The Czech victory in the ice hockey world cup finals dominates the headlines in all the Czech daily newspapers today. The papers carry triumphant photos of both the champions and crowds of rejoicing fans.
In its editorial, LIDOVE NOVINY points out that the successes in ice hockey have fuelled Czech self- esteem. However, nothing lasts forever and the higher you fly, the harder you fall. It's great to be world champions, LIDOVE NOVINY writes. But it's high time that Czechs look around for other areas on which to build their national pride.
Today's PRAVO reports that NATO will allocate around 130 million USD for the modernisation of the Czech Republic's military airports, the introduction of new information systems, the construction of new radar systems and other infrastructure projects. This is because NATO wants every member to be ready to accommodate a large number of the alliance's units in case of a military conflict.
According to PRAVO, in the next stage NATO wants to modernise Czech civilian infrastructure, including airports, highways, bridges, tunnels and so on so that they can be used for military purposes.
According to today's MLADA FRONTA DNES, the Czech power utility company CEZ is struggling to keep within its budget for putting the Temelin nuclear power station into operation. The paper writes that a year and a half ago, CEZ promised that Temelin would not cost more than 98.6 billion CZK and the Trade and Industry Minister Miroslav Gregr vowed to resign if the cost went above that figure.

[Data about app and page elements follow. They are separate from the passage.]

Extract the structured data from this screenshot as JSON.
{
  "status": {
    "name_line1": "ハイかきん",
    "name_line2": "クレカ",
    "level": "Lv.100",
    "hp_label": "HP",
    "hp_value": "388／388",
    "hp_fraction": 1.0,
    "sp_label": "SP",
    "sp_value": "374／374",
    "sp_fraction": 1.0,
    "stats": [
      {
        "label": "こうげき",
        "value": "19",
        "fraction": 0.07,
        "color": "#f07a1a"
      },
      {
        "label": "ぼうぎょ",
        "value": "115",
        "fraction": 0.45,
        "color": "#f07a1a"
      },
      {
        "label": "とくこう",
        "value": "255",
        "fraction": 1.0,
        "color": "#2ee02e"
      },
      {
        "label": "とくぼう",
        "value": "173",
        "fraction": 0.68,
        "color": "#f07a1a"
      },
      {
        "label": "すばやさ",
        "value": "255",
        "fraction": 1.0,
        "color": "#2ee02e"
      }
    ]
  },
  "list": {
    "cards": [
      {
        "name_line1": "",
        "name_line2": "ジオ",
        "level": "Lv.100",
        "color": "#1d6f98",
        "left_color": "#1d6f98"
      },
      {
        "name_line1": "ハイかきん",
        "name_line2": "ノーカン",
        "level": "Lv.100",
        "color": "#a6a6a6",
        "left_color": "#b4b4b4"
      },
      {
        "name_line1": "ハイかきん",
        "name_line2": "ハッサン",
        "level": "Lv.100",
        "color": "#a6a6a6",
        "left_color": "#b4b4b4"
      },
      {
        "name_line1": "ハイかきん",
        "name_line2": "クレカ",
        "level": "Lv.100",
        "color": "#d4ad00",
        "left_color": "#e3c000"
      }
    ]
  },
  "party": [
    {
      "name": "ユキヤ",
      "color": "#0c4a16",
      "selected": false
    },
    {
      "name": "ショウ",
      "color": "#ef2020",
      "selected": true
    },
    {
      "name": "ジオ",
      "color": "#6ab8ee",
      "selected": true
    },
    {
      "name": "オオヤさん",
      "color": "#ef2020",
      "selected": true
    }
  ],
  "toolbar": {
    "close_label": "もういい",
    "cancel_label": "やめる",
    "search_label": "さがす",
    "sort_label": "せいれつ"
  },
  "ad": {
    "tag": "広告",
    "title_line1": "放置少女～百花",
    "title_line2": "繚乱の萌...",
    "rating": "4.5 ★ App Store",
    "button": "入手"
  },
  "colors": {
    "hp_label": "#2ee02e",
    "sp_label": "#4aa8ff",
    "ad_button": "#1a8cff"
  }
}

Even if Temelin doesn't go over budget, there is yet another Sword of Damocles hanging over Mr Gregr's head - the deadline for loading the second reactor with fuel planned for this November. However, despite all the delays in the construction of the first reactor, Mr Gregr is not afraid of losing his seat in the cabinet, MLADA FRONTA DNES writes.
The business daily HOSPODARSKE NOVINY reports that many Czech companies are likely to go bankrupt after the Czech Republic joins the European Union. The main reason is that they will lose their competitiveness as labour force becomes more expensive. This, together with government plans to raise taxes, will send especially small business and sole entrepreneurs under.